Record set:

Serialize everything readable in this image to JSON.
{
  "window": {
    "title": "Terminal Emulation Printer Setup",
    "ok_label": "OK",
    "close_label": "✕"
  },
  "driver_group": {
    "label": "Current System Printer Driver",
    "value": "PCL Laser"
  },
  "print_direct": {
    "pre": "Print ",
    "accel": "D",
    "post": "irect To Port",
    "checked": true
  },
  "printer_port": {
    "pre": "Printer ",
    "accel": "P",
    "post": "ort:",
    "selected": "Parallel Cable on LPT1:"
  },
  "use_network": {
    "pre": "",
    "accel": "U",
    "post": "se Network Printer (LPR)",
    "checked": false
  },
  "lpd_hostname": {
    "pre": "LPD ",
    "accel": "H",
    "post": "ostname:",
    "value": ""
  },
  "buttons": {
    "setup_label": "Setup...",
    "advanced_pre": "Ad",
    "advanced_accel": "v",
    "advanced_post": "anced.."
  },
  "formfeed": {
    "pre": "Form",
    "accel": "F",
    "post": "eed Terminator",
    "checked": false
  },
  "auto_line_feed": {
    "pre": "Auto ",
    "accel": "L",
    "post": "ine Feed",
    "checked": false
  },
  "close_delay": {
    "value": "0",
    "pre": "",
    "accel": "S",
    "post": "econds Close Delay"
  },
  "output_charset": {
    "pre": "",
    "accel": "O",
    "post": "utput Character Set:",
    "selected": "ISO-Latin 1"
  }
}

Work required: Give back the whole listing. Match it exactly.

Response:
Serialize everything readable in this image to JSON.
{
  "window": {
    "title": "Terminal Emulation Printer Setup",
    "ok_label": "OK",
    "close_label": "✕"
  },
  "driver_group": {
    "label": "Current System Printer Driver",
    "value": "PCL Laser"
  },
  "print_direct": {
    "pre": "Print ",
    "accel": "D",
    "post": "irect To Port",
    "checked": true
  },
  "printer_port": {
    "pre": "Printer ",
    "accel": "P",
    "post": "ort:",
    "selected": "Parallel Cable on LPT1:"
  },
  "use_network": {
    "pre": "",
    "accel": "U",
    "post": "se Network Printer (LPR)",
    "checked": false
  },
  "lpd_hostname": {
    "pre": "LPD ",
    "accel": "H",
    "post": "ostname:",
    "value": ""
  },
  "buttons": {
    "setup_label": "Setup...",
    "advanced_pre": "Ad",
    "advanced_accel": "v",
    "advanced_post": "anced.."
  },
  "formfeed": {
    "pre": "Form",
    "accel": "F",
    "post": "eed Terminator",
    "checked": false
  },
  "auto_line_feed": {
    "pre": "Auto ",
    "accel": "L",
    "post": "ine Feed",
    "checked": false
  },
  "close_delay": {
    "value": "0",
    "pre": "",
    "accel": "S",
    "post": "econds Close Delay"
  },
  "output_charset": {
    "pre": "",
    "accel": "O",
    "post": "utput Character Set:",
    "selected": "ISO-Latin 1"
  }
}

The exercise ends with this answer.